Without a doubt, participating in exact same-intercourse mounting did not negatively influence a macaque’s in general reproductive accomplishment. After analyzing the offspring depend for all 236 males, the researchers discovered that the far more periods a monkey paired up with a fellow male, the greater his offspring count tended to be.

The pattern was not statistically significant, but it was more than enough to confirm that identical-sex behavior didn’t have a reproductive charge — a little something that Savolainen stated he was stunned to come across. Perhaps the stronger social bonds fashioned during these sexual encounters strengthened their coalitions and finally gave individuals larger entry to girls, the scientists wrote.

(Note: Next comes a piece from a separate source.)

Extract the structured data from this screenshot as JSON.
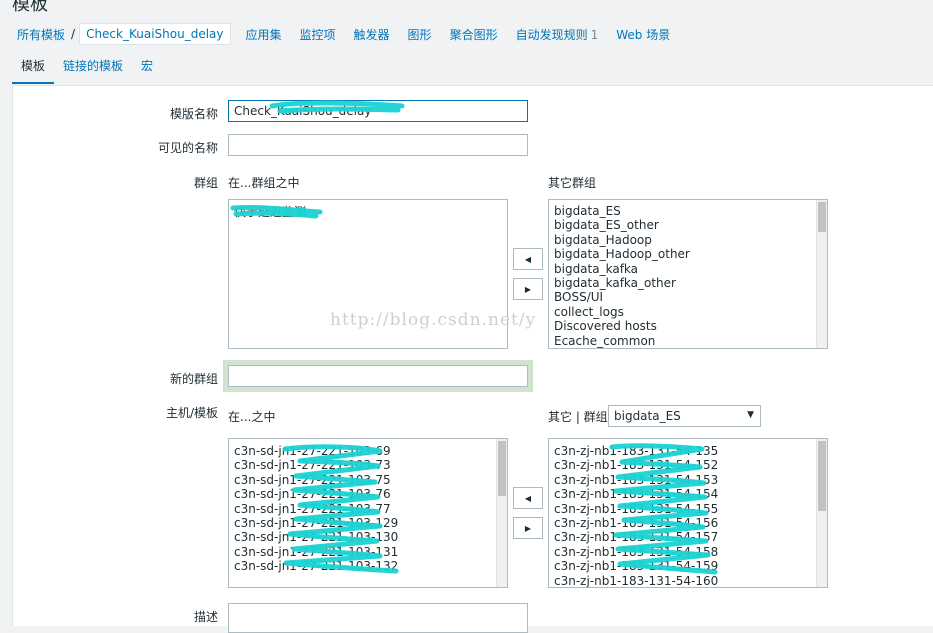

By inspecting the behaviors of related macaques about a number of generations, the examine authors determined that about 6% of exact same-sexual intercourse sexual behavior could be spelled out by genetics. However this could not seem like a good deal, it truly is comparable to the genetic ingredient of advanced behaviors in humans and other primates, such as grooming or alloparenting, which is care provided by persons other than dad and mom, Savolainen mentioned.

Savolainen and his colleagues warned that the behaviors they observed in the Puerto Rico macaques may be distinct to that inhabitants. No matter, they stated, the results challenge the assumption that exact same-intercourse sexual conduct is unusual in non-human animals and that it effects in much less offspring Other people agreed.

“This research contributes to our being familiar with of animal behavior,” stated Rachna Reddy, a primatologist at the College of Utah who was not included in the study. “Now we are seeing that [same-sex] conduct is truly regular, happens in lots of species, may have a lot of features, and that it’s not generally expensive.”

This tale originally appeared in Los Angeles Instances.